January 2, 2010
Manuel Frondel, Nolan Ritter, Christoph M. Schmidt, Colin Vance have recently published a paper on the economic impacts of promoting renewable energy technologies in Germany.
The allure of an environmentally benign, abundant, and cost-effective energy source has led an increasing number of industrialized countries to back public financing of renewable energies. Germany’s experience with renewable energy promotion is often cited as a model to be replicated elsewhere, being based on a combination of far reaching energy and environmental laws that stretch back nearly two decades. This paper critically reviews the current centerpiece of this effort, the Renewable Energy Sources Act (EEG), focusing on its costs and the associated implications for job creation and climate protection. We argue that German renewable energy policy, and in particular the adopted feed-in tariff scheme, has failed to harness the market incentives needed to ensure a viable and cost-effective introduction of renewable energies into the country’s energy portfolio. To the contrary, the government’s support mechanisms have in many respects subverted these incentives, resulting in massive expenditures that show little long-term promise for stimulating the economy, protecting the environment, or increasing energy security.
November 4, 2009
According to the most recent analysis from the Congressional Budget Office (CBO), a cap-and-trade bill will shrink the GDP’s growth 0.2 percent to 0.7 percent by 2020:
Here is how the pay breaks down at a household level per state:
So what accounts for the differences? Jonathan Rothwell and Mark Muro explain:
The household costs of cap-and-trade compliance vary quite a lot, and depend quite a bit on what metro you live in. Ranging above and below the average $160 cost to a household nationally in 2020, the average metro figures range from a high of $277 per household in Lexington, KY to a low of just $96 in Los Angeles. Low costs are registered all across the West’s metros and in Northeastern metros like New York, Boston, and Rochester. Much higher costs will be borne by households in metros all across the upper South and Ohio Valley—places like Cincinnati, and Indianapolis, and Nashville. So once again, as we keep saying: Place matters.

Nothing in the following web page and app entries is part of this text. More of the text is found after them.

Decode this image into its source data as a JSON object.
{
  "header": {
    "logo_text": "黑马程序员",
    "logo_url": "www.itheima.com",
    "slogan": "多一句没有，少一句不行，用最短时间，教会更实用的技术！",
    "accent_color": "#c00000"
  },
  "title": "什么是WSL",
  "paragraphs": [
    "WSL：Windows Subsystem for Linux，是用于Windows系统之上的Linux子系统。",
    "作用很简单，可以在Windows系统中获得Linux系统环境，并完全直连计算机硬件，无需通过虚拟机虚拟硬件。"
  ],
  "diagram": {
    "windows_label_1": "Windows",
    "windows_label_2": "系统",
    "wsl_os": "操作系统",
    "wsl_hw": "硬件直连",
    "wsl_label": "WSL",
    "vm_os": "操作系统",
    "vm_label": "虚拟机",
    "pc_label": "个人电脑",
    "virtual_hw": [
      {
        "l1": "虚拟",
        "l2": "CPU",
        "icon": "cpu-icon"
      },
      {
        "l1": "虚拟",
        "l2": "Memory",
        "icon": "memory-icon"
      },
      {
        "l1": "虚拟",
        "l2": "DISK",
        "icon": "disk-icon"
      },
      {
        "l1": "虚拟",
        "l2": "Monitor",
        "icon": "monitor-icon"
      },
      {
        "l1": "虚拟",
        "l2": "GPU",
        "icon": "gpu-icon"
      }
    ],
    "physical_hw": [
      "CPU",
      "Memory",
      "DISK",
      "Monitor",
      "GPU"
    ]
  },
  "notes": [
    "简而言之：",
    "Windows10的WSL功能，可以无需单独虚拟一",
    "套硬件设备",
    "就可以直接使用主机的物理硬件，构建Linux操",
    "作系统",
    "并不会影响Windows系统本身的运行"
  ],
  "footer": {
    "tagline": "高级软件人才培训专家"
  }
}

In terms of what’s driving these variations and what we’re to make of these differentials, the bottom line is this: Differences in the compliance costs across metros result mostly from variation in carbon emissions. Residents of high emission metros emit roughly 2.4 times as much carbon per capita as residents in low emission metros and this translates into about $178 extra in costs per household. In that sense, the cap-and-trade system really will penalize high-energy-consumption households. But beyond that, it will also penalize sprawling, low-density metros that contend with extremes in temperatures and lack transit options. That’s because, as the earlier report confirmed, the per capita “carbon footprints” of metro areas are influenced by their development patterns, the existence of rail transit, the carbon content of electricity sources, as well as the weather.